Nurse Assist Recalls IV Flush Syringes Due to Burholderia cepacia infections
A voluntary recall has been initiated by Nurse Assist. All unexpired lots of IV Flush Syringes have been potentially linked to bloodstream infections from Burholderia cepacia.
A voluntary recall has been initiated by Nurse Assist. All unexpired lots of IV Flush Syringes have been potentially linked to bloodstream infections caused by Burholderia cepacia, a group of bacteria found in soil and water. Infections from B. cepacia are often resistant to common antibiotics according to the Centers for Disease Control and Prevention (CDC).
According to the recall alert issued by the US Food and Drug Administration (FDA), “Nurse Assist voluntarily recalled its IV Flush Syringes after becoming aware of patients that developed Burkholderia cepacia bloodstream infections while receiving intravenous care using prepackaged saline flushes from Nurse Assist.”
Infections from B. cepacia pose little risk to healthy people. However, there is higher susceptibility in people with certain health issues. Those with immunodeficiency or chronic respiratory diseases such as cystic fibrosis are especially vulnerable. The infection can be transmitted through person-to-person contact, exposure to B. cepacia in the environment, and contact with contaminated surfaces.
Transmission is most often reported from contaminated medicines and medical devices. In 2005, the CDC identified clusters of pneumonia and other infections stemming from B. cepacia associated with contaminated mouthwash. In July of this year, 53 cases in 5 states were linked to liquid docusate sodium products. The CDC emphasizes diligence with infection control procedures. Due to its resistance to antibiotics, treatment of infections should be made on a case-by-case basis.

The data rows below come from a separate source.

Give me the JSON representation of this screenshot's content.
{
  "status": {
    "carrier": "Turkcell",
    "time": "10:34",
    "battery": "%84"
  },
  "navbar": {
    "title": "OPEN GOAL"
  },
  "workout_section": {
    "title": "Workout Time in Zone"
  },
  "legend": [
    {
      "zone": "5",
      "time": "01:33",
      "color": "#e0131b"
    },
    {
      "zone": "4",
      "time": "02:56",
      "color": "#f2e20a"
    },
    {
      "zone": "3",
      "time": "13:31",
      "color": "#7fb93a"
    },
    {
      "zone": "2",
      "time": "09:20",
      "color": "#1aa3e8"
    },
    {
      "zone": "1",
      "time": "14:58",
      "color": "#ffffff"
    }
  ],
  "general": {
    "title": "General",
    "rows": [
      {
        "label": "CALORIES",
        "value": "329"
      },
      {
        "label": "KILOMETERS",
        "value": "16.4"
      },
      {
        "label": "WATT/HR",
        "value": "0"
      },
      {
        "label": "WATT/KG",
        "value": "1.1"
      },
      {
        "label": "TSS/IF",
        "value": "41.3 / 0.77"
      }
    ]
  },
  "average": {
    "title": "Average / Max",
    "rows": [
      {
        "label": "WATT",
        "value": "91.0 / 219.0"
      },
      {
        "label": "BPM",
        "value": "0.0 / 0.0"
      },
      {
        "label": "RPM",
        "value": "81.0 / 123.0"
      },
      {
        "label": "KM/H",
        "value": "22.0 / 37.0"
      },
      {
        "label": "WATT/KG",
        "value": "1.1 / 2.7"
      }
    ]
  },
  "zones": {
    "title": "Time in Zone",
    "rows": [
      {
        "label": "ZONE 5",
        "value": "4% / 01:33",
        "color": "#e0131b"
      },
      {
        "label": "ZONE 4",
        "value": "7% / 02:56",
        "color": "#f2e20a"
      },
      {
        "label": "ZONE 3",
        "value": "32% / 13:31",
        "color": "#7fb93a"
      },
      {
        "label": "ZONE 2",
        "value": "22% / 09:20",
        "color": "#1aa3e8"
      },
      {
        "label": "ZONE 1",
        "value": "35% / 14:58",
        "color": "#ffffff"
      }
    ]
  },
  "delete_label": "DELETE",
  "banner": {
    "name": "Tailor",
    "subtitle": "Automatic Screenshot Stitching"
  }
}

In the recall statement, Nurse Assist said, “Patient safety is of utmost importance, all unexpired lots of these products are being recalled until a thorough investigation can be completed. There are no other related recalls for Nurse Assist products.” A full list of the products effected, including lot numbers, can be found on the FDA, Recalls, Market Withdrawals, & Safety Alerts website.
All lots being recalled were distributed between February 2 and September 30, 2016. Nurse Assist is currently working to notify its distributors. They are also asking customers not to use any of the products from the recalled lots and to return them for credit instead.
Healthcare professionals reporting adverse reactions or quality issues regarding the use of this product should go to the FDA MedWatch Adverse Event Reporting program.